    Similarly, I like to eat (and I think I'm pretty good at it), but don't think I'd linger too long on ESPN-12's International Competitive Eating Semi-Finals if I came across it on the TV.

  7. wha-sa you mean you don't a-know any italianios? shuttup a you face and ask-a your fratello Murphini about El Gyro. I've had them in Chicago at the Gold Coast hot dog stand. Get it dipped with the spicy peppers. Es Bueno.

    Just because I haven't been to Europe (that was brother Matt), doesn't mean I can't hijack this conversation about my italianity. By god, I wrecked a Campy chain this weekend after following Munson's instx how to clean it. (Turns out I should have threaded it correctly THROUGH the dereuller pulleys before shiftig and torquing it crooked!)

    BTW, where is Cyclism Sunday when you need it? Giro would be much more fun to watch than Bull Riding!

    Looks like Brady, Brendan and I will ride on Sunday morning here in KC. If you show mercy on the uphills, I'll show mercy on the downhills

  8. Scott: If it's not appreciating Gyros, it's likely because you're vegan and there isn't a tofu version out there. If it's universal sports coverage of the Gyro you don't get, rabbit ears and a digital receiver will pull in local channel 6.2. If its not yet appreciating the Giro, give it some time. It took me >20 yrs, but you're a faster study than I ever was.

    Murphy-ni: you're the Italian family's hired Mic, looking pretty on the surface, but doing the dirty work beneath the scenes. Among the inner circle, but you'll never scrub the Irish blood out of you.

    I've enjoyed the Chicago Gold Coast hot dog stand, too. It wasn't a gyro, but a blistering atomic dog with all the fixins including jalapenos. Sweat's breaking out on my forehead even thinking about it now. Delicious.

    Sunday will be fun riding with you and Brendan. <- That fella gets a little squirrely sitting in on the hills.
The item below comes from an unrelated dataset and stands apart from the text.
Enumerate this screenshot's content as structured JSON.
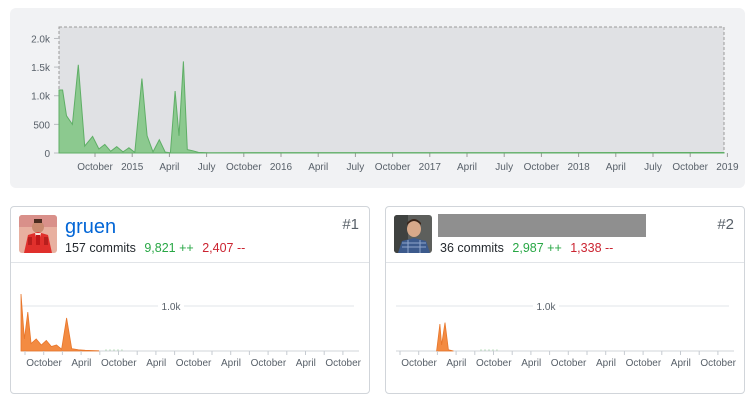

If he hangs back, I will too. But if he lets loose, it'll be on. You'll have to unload one of your famous downhill attacks to bridge.